In 1841 the administrative services and education units were transferred to what has presently known as the “main building” of the University of Athens which, in 1932 was officially named National and Kapodistrian University of Athens, in honour of Ioannis Kapodistrias, the first governor of Greece, after the nation’s independence.
Today, this building houses the Rectorate, the Senate, the Great Hall of Ceremonies and important central services. Its forecourt, the propylaeum, is socio-historically significant as it has served as a main site for political rallies and demonstrations by students and other social groups involved in social rights movements.
Until the early part of the 20th century, the University of Athens was the only university in Greece that provided Greek society with qualified professionals in medicine, the physical and social sciences, law and economics, archaeology and in education as well as in the clergy. In its many years of operation, it has offered the country a centre of intellectual production, stimulating intellectual circles functioning inside and outside its premises.
Moreover, it has and still offers important social services as its academic staff regularly serves on national and international committees, carries out educational and other research projects, and plans and takes part in seminars for a variety of social groups, oftentimes in addition to their full-time work at University. One of its most important contributions is to the national health scheme, since students of the health sciences in training, under the supervision of professorial staff, offer their medical services to the public.
Still, perhaps the most prestigious university in the country, the University of Athens has established a tradition of scholarship and constructive participation in the social sphere.
Gazing at the future
The University of Athens is confronted today with a variety of challenges, on the basis of which it is progressively articulating new goals for egalitarian education to its large numbers of students so they develop the required knowledge and skills to function as creative intellectuals and competent professionals in a rapidly changing society, which is part of the larger European community.
Opposing the marketisation of university studies and the development of a highly competitive system that one encounters in institutions of tertiary education in many Western countries nowadays, it is denying its traditional role of producing an intellectual elite. Recognizing the importance of human resource development, the University of Athens aims to create closer links between the worlds of production and the consumption of knowledge, thus contributing to social and economic development in the country.
In order to respond to new challenges, some of the major steps the University of Athens is taking concern the rapid development of the following:
- New Faculties and Departments which offer undergraduate programmes in novel areas of knowledge.
- Interdisciplinary programmes of study for different target groups.
- A great variety of taught and research-based postgraduate programmes.

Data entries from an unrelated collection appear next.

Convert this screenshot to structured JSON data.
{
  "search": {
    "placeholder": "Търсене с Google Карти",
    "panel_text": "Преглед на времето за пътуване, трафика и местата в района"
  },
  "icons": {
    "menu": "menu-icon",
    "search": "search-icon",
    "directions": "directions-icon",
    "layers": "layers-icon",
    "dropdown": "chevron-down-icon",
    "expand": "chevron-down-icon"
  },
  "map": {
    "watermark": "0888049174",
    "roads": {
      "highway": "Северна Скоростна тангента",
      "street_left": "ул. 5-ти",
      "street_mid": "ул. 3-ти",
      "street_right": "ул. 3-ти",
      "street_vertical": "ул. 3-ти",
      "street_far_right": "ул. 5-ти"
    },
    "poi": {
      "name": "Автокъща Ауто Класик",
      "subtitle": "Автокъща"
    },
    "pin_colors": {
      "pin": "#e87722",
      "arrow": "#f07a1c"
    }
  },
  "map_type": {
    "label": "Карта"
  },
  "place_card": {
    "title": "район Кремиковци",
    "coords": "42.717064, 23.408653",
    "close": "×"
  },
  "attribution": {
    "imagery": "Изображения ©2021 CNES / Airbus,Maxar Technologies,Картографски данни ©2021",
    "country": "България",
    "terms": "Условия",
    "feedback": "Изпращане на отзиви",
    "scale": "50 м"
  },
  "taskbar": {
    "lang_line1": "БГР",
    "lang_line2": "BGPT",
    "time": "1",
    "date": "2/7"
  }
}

- Laboratories, centres and library schemes provide staff and students with conditions to use new technologies and access information nationally and internationally.
- Infrastructure for the use of ICT in education and the operation of e-classes.
- An academic and career information service.
- A business relations service.
- Organized programmes and bilateral agreements with European and other foreign educational and research institutions for the exchange of students, academic staff and young researchers.
- Academic and market-based research projects involving national and international partners.
- Better conditions for the teaching and learning of a variety of languages by Greek students and for the teaching and learning of Greek as a foreign language.
The profile of the University of Athens is changing. As the new millennium begins, the university wishes to play a dominant role in social mobility and in social change.